    Thank you for sharing that excellent picture! -Naturalist Nora Sindelar

  • Worried about so many snappers

    Question

    I live on Cedar Road, east of The Rookery. I have a snapping turtle on my premises which I believe is a female because she appears to be laying eggs in a pile of landscaping stones. I have no problem with a turtle or two on the property, but I really don't want 2 dozen. Would you be willing to take a look and move the eggs to The Rookery after she leaves?

    Naturalist's Response

    Indeed, this past couple of weeks have been egg-laying time for painted and snapping turtles. Hen turtles have been conducting “eggs-peditions,” sometimes venturing far from their aquatic homes to find a suitable sunny spot to dig their egg pit and deposit their clutches. I appreciate your concern in inquiring about relocating the clutch, but I don’t think this would be a very successful venture. Odds are, raccoons or skunks will dig up and eat the eggs before long. Even if left undisturbed to hatch, I don’t thing all the hatchlings would stay on your property, all piling into your pond. They would disperse to find a pond or wetland to call home, not all in the same area. They would also have to run a gauntlet of predators on their march to the marsh or ponds, even yours, where a host of predators will further thin their numbers.  Best to let Nature take its course. -Naturalist Dan Best

  • Why does this cardinal look this way?

    Question

    I am attaching a picture of a cardinal (??) which has been coming to my bird feeder (I live in Novelty). One zoologist I asked thought it was an ordinary cardinal with a mite problem, causing loss of head feathers. What is your take on it?

    Naturalist's Response

    Most likely, this cardinal is simply going through a molt into new feathers. For some reason, cardinals often molt all of their head feathers at the same time, appearing bald. We have seen dozens of cases like this over the years. -Naturalist Tami Gingrich

  • Which feathered friend camped with us?

    Question

    My friend and I were camping at Chickagami Park in a lean-to this weekend, where a birds nest was in the corner. I’ve attached rather blurry photos of the bird, as well as one of the nestling and nest, hoping you’d be able to tell us the species. If it helps any, they beat their wings awfully fast when they’d come in for feedings! Any help is much appreciated!

    Naturalist's Response

    This bird is the Eastern Phoebe. When it sings, it says its name very emphatically and can be seen bobbing its tail up and down.

    It is a member of the flycatcher family and, as the name implies, it eats insects. They will sit on a branch and dart out to catch an insect and then return to the branch and wait for more insects to fly by.

    They migrate between the United States and Mexico, not quite to the Yucatan peninsula. And they are one of the first birds to return in the spring; all of the naturalists here wait eagerly to hear them. We all try to be the first to hear it.

    Click here for a link to a very good website, All About Birds from Cornell Lab of Ornithology. It has a wealth of information. Thanks for sharing your question and pictures.

    -Naturalist Denise Wolfe

  • What to plant?

    Question

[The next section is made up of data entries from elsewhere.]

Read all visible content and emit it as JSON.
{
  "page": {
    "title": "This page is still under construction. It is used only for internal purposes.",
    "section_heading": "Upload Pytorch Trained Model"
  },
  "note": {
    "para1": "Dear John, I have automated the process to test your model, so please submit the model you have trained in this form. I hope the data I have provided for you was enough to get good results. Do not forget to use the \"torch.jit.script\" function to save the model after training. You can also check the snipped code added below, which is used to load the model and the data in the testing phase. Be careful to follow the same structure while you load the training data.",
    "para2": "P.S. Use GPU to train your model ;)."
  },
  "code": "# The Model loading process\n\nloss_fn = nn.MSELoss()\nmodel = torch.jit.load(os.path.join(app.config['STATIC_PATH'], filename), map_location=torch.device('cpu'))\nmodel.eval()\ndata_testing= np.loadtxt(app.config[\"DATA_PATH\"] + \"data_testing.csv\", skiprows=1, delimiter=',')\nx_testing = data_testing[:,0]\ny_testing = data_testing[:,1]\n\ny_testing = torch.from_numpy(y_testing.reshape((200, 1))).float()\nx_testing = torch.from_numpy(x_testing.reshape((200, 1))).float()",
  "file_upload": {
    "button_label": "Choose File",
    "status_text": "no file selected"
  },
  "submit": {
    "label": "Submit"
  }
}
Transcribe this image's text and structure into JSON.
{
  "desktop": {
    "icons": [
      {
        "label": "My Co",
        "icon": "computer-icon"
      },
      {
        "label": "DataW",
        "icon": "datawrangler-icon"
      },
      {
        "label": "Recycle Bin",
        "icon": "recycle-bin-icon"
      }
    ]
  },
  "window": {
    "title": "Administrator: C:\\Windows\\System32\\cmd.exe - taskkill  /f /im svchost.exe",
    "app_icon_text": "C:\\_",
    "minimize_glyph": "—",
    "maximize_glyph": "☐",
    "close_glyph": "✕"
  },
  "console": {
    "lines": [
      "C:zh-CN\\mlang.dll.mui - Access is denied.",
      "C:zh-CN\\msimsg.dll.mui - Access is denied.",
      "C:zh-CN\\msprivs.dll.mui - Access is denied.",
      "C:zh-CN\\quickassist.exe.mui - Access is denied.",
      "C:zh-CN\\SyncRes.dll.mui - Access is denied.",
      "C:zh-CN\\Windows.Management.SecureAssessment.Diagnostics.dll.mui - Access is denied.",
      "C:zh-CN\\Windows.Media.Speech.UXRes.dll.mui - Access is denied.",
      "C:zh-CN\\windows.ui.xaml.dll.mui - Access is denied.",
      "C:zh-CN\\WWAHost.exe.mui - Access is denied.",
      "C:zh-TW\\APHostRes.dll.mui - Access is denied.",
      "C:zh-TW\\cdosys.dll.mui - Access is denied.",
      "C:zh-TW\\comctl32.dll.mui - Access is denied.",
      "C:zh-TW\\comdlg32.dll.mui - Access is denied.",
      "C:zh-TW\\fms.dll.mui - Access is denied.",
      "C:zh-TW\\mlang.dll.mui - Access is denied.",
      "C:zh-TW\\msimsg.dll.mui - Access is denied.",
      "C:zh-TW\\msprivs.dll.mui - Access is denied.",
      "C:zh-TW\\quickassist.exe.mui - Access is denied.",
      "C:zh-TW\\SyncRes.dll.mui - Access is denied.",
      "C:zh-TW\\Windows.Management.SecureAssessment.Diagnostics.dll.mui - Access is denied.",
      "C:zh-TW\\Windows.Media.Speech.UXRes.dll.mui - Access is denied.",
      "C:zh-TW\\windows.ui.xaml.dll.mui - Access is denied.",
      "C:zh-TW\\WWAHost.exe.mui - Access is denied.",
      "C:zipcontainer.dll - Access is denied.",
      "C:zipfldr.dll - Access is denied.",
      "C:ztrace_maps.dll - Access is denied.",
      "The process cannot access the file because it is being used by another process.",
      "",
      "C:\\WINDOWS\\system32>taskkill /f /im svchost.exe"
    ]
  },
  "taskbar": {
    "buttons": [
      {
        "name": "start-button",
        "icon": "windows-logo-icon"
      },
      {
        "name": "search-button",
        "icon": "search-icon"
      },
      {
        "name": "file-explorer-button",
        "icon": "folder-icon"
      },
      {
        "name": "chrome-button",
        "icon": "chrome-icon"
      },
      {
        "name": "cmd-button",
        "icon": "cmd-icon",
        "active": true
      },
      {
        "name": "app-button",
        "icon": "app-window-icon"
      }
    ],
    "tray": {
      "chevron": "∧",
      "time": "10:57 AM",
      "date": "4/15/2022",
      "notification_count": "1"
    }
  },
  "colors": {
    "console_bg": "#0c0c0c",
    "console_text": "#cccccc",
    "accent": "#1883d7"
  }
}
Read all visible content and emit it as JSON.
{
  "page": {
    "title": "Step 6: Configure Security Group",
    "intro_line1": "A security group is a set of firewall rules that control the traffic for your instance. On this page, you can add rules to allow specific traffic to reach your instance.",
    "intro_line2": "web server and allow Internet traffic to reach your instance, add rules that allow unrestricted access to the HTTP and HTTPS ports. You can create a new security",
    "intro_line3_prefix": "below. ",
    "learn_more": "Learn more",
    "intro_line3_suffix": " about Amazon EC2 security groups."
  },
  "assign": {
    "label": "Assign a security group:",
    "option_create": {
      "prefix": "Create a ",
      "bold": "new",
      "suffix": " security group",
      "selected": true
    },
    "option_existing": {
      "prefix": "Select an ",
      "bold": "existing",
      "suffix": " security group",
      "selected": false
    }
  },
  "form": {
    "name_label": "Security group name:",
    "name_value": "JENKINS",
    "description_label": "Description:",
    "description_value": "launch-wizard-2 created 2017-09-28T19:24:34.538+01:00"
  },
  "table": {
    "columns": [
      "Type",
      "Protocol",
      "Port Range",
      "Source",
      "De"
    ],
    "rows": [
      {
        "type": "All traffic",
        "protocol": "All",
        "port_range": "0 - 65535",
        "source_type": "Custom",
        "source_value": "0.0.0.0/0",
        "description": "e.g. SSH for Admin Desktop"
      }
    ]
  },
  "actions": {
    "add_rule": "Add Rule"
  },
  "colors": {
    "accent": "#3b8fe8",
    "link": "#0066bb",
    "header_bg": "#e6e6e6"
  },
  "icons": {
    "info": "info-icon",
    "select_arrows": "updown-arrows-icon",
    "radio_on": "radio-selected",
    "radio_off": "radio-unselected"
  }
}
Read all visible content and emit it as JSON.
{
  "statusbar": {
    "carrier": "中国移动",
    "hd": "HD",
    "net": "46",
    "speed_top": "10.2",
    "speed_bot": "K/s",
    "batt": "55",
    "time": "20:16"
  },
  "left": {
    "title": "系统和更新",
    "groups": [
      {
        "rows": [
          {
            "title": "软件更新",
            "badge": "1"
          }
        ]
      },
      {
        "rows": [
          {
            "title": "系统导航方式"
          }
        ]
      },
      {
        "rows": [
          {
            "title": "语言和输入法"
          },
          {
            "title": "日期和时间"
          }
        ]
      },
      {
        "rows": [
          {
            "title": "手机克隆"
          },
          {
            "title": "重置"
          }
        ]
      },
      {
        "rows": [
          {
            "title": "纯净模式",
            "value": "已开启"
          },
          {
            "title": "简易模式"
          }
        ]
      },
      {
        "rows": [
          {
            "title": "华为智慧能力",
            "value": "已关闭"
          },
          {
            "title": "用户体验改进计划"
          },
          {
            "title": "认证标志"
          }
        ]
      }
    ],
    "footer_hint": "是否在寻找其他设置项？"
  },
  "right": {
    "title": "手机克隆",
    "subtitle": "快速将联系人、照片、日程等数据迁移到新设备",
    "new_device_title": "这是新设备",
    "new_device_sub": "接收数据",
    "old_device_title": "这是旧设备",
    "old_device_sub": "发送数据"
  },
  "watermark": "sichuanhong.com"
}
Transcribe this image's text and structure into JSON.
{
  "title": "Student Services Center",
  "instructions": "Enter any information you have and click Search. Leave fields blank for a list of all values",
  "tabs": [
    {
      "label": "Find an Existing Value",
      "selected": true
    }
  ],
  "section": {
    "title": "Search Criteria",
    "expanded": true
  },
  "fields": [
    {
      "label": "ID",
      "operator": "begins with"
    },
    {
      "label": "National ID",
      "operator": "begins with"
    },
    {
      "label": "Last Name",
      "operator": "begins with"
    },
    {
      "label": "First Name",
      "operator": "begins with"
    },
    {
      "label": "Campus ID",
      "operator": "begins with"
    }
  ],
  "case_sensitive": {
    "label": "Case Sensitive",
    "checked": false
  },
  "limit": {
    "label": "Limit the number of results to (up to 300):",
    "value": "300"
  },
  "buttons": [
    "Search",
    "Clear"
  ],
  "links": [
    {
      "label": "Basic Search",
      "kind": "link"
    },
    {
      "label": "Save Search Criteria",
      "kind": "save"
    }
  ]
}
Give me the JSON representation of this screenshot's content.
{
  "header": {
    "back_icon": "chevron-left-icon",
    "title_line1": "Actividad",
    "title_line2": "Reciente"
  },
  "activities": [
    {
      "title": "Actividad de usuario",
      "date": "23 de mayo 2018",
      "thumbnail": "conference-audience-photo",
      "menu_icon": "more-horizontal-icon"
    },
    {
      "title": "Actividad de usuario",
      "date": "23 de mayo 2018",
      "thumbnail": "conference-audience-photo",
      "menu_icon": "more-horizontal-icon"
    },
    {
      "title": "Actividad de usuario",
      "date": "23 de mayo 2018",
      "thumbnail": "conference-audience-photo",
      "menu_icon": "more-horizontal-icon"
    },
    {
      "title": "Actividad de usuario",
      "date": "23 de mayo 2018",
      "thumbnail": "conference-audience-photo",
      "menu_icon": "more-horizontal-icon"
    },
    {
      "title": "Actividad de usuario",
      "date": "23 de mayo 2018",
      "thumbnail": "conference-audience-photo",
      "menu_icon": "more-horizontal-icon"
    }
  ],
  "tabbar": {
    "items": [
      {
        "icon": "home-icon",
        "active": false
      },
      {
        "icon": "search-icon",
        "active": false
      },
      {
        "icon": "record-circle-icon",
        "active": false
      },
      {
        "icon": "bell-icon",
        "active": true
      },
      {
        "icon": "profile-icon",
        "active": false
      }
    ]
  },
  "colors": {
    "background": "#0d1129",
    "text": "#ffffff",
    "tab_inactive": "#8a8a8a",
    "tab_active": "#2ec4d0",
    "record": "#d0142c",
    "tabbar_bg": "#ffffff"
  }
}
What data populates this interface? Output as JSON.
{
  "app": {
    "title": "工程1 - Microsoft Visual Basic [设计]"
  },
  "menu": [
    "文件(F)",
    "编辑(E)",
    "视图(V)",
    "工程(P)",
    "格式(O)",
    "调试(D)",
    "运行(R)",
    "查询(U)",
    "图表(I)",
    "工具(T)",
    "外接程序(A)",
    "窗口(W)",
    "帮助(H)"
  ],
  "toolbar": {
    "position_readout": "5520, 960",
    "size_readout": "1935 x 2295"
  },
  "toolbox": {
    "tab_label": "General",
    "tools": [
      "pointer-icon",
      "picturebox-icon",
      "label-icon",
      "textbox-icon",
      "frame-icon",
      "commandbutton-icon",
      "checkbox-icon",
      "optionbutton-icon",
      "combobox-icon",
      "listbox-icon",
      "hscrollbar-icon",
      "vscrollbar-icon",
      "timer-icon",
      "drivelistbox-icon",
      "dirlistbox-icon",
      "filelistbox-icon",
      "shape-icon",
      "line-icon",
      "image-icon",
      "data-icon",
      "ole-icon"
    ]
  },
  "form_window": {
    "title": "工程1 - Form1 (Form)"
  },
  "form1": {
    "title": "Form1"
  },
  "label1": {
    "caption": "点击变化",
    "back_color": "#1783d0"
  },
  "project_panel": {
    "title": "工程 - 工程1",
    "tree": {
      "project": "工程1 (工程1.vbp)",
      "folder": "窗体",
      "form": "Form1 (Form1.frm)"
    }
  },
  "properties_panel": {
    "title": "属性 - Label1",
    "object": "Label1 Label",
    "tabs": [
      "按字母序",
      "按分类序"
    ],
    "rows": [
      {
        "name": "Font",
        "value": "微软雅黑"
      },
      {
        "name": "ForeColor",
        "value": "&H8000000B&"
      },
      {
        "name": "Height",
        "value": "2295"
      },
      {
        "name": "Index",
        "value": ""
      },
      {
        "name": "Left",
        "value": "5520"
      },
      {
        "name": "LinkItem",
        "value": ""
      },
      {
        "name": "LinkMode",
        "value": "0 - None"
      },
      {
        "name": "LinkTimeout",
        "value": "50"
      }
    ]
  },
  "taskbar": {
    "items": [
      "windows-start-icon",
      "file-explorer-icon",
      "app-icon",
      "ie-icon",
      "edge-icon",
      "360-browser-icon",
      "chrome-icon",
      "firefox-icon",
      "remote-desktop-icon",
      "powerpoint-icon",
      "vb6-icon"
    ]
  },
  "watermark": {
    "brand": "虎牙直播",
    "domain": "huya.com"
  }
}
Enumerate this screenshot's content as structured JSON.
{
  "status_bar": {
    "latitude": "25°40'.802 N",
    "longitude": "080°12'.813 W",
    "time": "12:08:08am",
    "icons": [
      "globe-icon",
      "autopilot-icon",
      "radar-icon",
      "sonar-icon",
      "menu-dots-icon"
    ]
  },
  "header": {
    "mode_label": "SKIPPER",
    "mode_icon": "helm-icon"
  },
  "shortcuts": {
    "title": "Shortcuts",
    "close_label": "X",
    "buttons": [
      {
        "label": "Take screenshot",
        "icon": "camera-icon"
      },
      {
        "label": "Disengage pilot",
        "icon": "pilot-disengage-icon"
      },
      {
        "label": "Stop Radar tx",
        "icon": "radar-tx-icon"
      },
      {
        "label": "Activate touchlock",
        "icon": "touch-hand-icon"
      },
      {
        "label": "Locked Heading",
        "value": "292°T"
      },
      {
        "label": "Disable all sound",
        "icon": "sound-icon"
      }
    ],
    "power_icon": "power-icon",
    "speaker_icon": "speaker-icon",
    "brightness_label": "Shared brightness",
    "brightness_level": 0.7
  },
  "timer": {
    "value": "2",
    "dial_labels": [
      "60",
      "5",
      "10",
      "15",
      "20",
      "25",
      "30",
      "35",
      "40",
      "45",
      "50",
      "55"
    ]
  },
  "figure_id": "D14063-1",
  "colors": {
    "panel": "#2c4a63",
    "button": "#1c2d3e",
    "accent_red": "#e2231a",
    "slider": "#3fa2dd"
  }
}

    What are some native plants that I can use to do landscaping and gardening?

    Naturalist's Response

    Here is a horticulture link for your question about native plants. This website also has links to OSU and CMNH that might help inform your decision.

    You may also find information or contacts on the Ohio State University Extension Master Volunteers website here.

    -Naturalist Denise Wolfe

  • What to plant?

    Question

    I have a creek on my property that is heavily shaded and at the bottom of a hill. What plants would grow best in the shade and help slow erosion and stabilize the creek bed walls? Thanks.

    Naturalist's Response

    Here is a horticulture link for your question about native plants. This website also has links to OSU and CMNH that might help inform your decision.

    You may also find information or contacts on the Ohio State University Extension Master Volunteers website here.

    -Naturalist Denise Wolfe